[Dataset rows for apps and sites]
[Start of section]
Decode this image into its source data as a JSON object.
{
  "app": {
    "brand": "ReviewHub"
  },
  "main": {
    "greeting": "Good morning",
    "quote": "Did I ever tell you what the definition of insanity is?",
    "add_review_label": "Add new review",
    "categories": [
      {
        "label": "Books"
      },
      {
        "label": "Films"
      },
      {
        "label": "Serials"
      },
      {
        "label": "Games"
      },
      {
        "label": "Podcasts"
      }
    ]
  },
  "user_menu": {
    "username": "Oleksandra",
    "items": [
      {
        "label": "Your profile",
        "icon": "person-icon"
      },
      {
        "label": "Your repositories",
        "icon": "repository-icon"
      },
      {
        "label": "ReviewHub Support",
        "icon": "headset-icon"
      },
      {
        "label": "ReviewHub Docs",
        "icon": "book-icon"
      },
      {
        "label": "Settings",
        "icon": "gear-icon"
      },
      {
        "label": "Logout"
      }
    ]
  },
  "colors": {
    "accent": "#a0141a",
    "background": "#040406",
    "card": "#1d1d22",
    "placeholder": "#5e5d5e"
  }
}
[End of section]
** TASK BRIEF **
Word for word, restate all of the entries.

** EXPECTED ANSWER **
Decode this image into its source data as a JSON object.
{
  "app": {
    "brand": "ReviewHub"
  },
  "main": {
    "greeting": "Good morning",
    "quote": "Did I ever tell you what the definition of insanity is?",
    "add_review_label": "Add new review",
    "categories": [
      {
        "label": "Books"
      },
      {
        "label": "Films"
      },
      {
        "label": "Serials"
      },
      {
        "label": "Games"
      },
      {
        "label": "Podcasts"
      }
    ]
  },
  "user_menu": {
    "username": "Oleksandra",
    "items": [
      {
        "label": "Your profile",
        "icon": "person-icon"
      },
      {
        "label": "Your repositories",
        "icon": "repository-icon"
      },
      {
        "label": "ReviewHub Support",
        "icon": "headset-icon"
      },
      {
        "label": "ReviewHub Docs",
        "icon": "book-icon"
      },
      {
        "label": "Settings",
        "icon": "gear-icon"
      },
      {
        "label": "Logout"
      }
    ]
  },
  "colors": {
    "accent": "#a0141a",
    "background": "#040406",
    "card": "#1d1d22",
    "placeholder": "#5e5d5e"
  }
}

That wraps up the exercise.